Scan the records for the word "that". Return each line where it is found.

Excerpts from an interface dataset
┌──
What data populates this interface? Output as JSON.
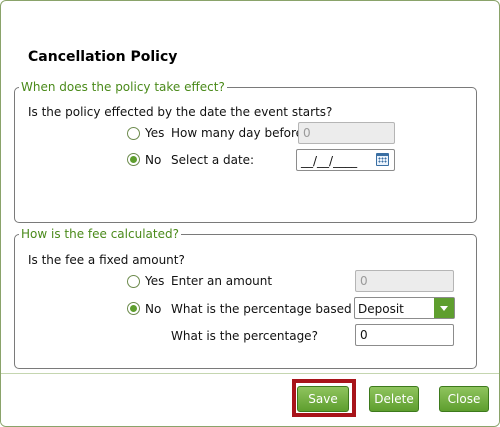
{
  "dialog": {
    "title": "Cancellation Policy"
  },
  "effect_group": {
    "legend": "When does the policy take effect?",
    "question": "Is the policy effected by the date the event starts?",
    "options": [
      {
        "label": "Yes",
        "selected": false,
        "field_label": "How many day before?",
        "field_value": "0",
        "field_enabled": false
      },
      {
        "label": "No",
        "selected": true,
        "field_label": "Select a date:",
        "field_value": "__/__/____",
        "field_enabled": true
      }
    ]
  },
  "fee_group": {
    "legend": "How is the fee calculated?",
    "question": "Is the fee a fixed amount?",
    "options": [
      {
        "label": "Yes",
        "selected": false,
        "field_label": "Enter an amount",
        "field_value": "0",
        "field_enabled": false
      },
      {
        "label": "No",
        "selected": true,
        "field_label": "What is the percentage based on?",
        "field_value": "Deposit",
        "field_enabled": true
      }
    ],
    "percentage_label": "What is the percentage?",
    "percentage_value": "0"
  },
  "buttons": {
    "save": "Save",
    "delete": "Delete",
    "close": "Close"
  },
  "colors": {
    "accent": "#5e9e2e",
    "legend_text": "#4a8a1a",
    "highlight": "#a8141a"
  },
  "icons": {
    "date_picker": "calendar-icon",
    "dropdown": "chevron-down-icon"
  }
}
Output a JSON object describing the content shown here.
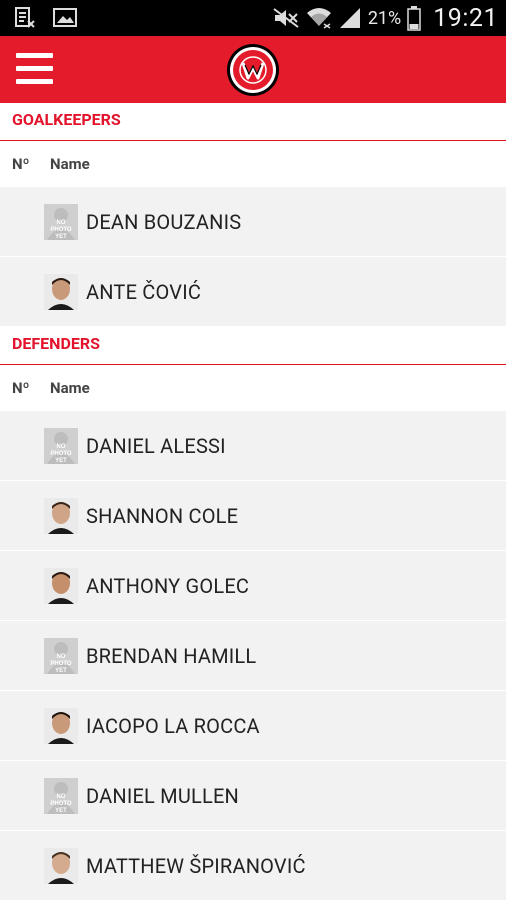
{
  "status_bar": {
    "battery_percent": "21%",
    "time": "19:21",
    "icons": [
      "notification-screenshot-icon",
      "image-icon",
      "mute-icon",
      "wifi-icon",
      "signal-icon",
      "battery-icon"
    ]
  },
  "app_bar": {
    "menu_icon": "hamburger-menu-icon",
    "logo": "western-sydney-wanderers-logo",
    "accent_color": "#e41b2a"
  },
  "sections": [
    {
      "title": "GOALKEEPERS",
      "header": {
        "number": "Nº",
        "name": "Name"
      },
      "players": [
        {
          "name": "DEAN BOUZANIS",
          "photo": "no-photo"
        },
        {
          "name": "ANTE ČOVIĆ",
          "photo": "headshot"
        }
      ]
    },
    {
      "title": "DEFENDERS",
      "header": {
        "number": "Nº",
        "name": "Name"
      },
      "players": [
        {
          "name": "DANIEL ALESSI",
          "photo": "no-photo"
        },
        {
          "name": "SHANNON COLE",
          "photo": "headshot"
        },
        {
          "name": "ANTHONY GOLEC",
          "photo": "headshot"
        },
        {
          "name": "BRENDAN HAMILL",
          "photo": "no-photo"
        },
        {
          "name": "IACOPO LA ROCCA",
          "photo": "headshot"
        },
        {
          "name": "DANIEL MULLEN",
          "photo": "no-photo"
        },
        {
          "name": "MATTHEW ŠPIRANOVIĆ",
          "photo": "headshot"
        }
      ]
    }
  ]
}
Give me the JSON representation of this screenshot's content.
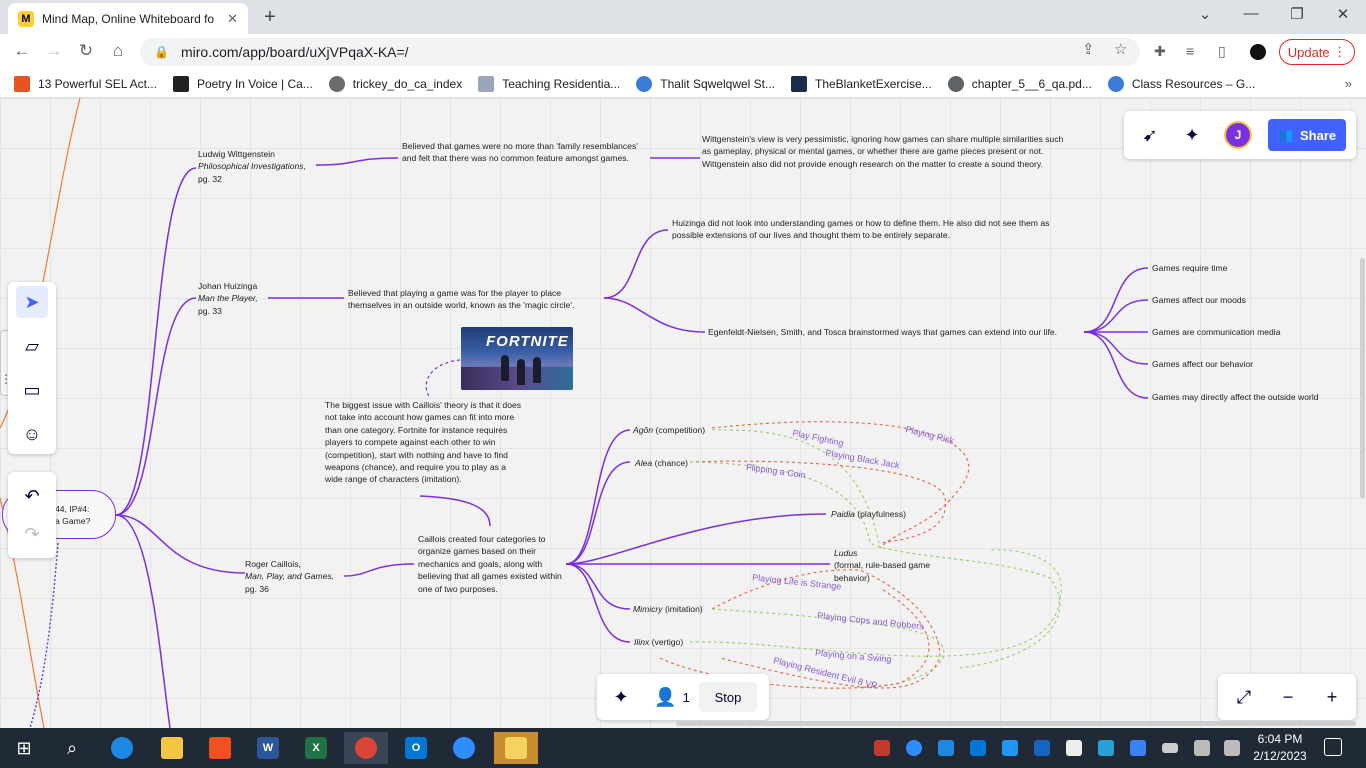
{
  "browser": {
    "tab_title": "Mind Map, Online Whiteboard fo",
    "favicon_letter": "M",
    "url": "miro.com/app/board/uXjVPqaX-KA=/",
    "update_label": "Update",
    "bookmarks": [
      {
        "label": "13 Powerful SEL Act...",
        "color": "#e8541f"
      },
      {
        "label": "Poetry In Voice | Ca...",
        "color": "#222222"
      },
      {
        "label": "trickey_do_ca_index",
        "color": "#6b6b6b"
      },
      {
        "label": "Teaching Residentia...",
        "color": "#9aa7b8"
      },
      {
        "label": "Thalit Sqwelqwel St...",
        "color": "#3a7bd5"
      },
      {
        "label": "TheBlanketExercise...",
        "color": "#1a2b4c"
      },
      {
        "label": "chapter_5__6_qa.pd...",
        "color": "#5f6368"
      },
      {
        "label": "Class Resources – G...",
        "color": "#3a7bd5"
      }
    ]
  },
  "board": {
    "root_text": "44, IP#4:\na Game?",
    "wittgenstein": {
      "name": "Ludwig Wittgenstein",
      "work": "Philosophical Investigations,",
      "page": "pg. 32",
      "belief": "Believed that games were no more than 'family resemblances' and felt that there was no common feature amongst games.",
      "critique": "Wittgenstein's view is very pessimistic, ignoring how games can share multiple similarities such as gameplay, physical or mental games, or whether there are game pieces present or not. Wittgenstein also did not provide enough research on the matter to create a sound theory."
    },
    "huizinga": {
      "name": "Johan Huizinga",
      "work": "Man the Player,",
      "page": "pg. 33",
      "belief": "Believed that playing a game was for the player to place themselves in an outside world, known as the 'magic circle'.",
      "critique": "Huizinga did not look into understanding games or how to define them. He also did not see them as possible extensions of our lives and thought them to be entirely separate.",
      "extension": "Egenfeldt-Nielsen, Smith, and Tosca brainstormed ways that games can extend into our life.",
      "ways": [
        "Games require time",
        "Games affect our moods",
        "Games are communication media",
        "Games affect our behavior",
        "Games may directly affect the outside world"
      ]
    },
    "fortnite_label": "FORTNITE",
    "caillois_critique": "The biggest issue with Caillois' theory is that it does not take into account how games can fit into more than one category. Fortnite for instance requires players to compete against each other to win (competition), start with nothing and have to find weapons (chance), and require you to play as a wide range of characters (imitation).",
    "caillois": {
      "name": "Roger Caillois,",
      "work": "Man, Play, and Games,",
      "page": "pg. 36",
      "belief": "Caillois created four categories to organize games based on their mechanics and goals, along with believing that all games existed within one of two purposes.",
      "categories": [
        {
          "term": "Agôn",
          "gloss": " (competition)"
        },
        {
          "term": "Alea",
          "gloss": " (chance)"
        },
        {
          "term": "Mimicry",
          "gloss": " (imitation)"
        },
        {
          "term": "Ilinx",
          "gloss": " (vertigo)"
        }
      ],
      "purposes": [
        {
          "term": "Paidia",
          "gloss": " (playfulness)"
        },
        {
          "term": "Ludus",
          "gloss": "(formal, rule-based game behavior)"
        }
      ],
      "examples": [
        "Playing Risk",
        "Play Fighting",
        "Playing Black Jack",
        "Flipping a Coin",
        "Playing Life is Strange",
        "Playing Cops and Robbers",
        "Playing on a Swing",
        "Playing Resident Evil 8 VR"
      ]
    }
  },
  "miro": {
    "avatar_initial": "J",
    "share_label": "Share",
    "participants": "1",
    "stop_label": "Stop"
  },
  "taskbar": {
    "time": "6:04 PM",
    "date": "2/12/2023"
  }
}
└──
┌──
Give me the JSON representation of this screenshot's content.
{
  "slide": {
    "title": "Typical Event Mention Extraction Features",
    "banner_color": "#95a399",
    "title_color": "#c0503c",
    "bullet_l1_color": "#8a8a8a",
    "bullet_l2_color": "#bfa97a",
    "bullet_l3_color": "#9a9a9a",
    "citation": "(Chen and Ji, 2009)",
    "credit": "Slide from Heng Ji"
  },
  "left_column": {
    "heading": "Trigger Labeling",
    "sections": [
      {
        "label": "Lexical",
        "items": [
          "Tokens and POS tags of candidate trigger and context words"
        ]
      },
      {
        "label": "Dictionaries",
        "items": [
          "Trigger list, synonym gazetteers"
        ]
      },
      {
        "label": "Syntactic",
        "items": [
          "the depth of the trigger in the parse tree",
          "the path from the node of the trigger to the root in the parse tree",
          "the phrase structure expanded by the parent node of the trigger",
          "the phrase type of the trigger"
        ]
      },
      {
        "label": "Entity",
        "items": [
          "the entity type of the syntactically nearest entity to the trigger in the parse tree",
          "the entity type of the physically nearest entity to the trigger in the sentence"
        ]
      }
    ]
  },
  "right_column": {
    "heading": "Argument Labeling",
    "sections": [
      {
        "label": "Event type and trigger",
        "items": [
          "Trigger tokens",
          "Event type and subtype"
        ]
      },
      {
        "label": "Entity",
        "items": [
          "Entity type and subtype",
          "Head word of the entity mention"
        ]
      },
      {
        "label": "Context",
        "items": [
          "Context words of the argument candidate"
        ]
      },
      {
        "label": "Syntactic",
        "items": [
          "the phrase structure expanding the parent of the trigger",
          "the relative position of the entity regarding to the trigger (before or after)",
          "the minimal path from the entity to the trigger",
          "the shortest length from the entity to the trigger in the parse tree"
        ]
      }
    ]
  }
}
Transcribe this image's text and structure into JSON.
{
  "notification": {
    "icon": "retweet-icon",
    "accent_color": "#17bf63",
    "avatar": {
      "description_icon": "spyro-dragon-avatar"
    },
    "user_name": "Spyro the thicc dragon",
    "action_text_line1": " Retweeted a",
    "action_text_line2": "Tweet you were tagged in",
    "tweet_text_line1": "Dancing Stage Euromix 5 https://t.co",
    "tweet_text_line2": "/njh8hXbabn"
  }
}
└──
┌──
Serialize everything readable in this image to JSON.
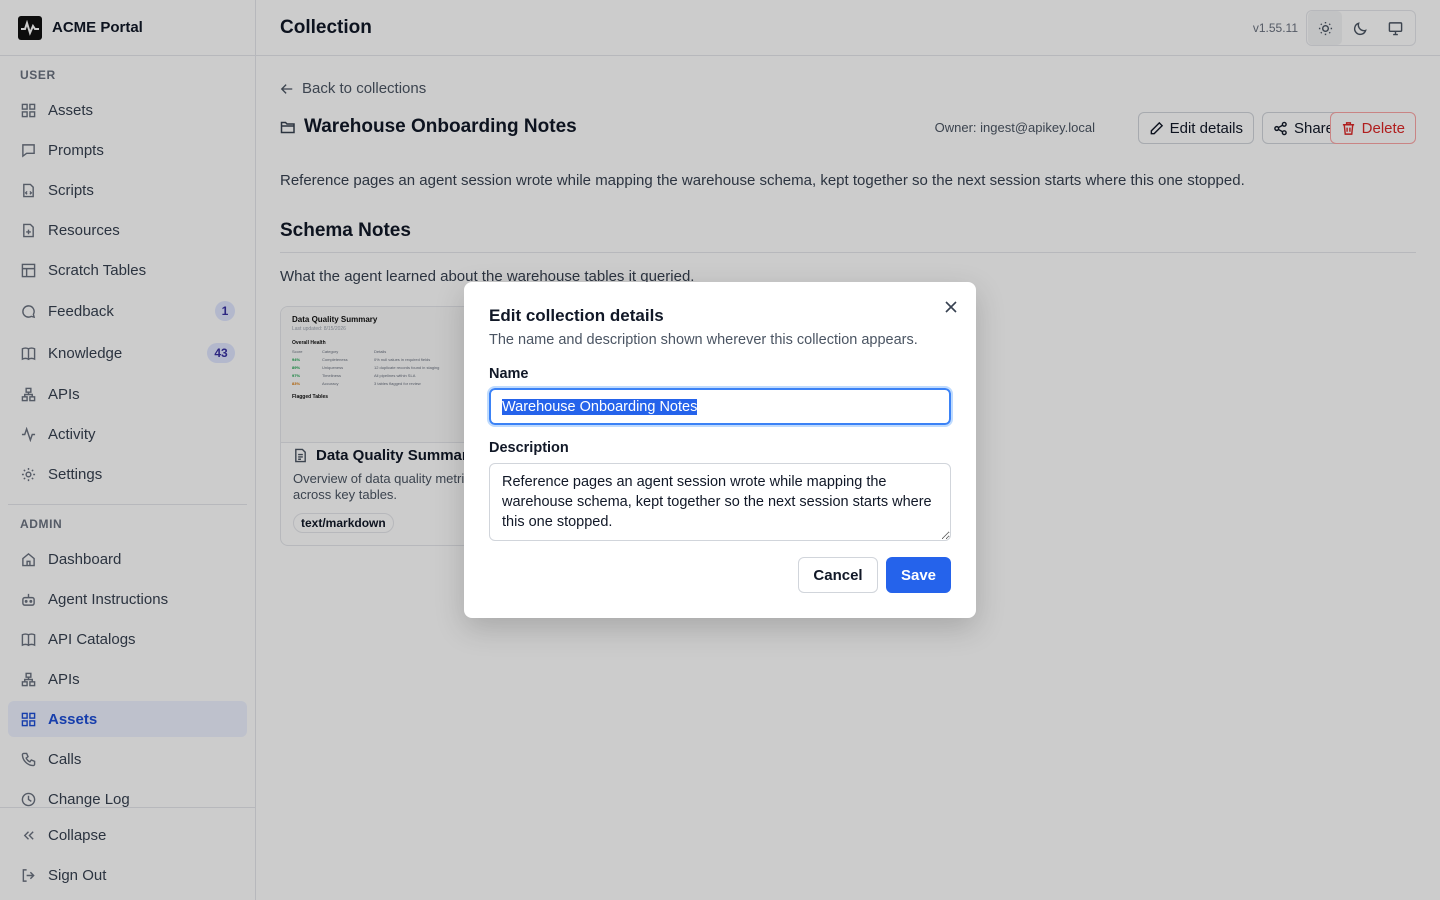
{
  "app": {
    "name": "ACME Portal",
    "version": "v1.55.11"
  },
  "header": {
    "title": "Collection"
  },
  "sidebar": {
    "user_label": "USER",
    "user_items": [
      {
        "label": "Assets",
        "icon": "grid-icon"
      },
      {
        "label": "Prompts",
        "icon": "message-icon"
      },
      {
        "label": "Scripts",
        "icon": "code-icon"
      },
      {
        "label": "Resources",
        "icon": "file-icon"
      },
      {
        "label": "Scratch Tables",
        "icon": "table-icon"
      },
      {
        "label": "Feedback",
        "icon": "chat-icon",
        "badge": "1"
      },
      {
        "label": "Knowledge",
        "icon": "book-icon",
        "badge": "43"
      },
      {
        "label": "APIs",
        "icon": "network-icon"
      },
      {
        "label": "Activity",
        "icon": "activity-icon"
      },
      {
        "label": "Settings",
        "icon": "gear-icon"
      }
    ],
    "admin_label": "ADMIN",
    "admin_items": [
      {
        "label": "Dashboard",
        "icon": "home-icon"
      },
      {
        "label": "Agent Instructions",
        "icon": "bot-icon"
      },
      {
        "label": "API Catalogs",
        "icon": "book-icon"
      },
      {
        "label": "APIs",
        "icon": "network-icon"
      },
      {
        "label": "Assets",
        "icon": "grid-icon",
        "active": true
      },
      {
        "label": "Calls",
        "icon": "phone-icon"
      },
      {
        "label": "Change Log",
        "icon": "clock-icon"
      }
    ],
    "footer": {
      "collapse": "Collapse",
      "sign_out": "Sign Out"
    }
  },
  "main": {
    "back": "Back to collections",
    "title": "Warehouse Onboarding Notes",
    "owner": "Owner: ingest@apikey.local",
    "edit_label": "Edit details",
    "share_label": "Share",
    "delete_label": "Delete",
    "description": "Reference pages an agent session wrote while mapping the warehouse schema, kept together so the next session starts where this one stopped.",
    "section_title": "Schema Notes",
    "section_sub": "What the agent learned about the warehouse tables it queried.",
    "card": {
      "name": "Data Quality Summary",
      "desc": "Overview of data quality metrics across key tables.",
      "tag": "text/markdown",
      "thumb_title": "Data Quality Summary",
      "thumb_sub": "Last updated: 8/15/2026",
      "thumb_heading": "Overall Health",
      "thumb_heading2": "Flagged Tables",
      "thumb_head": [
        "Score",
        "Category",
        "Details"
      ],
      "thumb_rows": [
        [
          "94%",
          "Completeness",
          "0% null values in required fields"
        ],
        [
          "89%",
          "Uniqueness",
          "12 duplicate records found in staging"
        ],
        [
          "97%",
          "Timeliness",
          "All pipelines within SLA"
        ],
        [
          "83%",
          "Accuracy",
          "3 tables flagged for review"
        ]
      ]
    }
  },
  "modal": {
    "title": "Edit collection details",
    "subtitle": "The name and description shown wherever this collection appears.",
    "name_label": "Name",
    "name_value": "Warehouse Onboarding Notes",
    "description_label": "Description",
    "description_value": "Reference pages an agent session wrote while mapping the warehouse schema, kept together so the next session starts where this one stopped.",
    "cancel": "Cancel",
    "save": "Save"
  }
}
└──
▶ _Result of this task_:
      "belief": "Believed that games were no more than 'family resemblances' and felt that there was no common feature amongst games.",
      "belief": "Believed that playing a game was for the player to place themselves in an outside world, known as the 'magic circle'.",
      "extension": "Egenfeldt-Nielsen, Smith, and Tosca brainstormed ways that games can extend into our life.",
    "caillois_critique": "The biggest issue with Caillois' theory is that it does not take into account how games can fit into more than one category. Fortnite for instance requires players to compete against each other to win (competition), start with nothing and have to find weapons (chance), and require you to play as a wide range of characters (imitation).",
      "belief": "Caillois created four categories to organize games based on their mechanics and goals, along with believing that all games existed within one of two purposes.",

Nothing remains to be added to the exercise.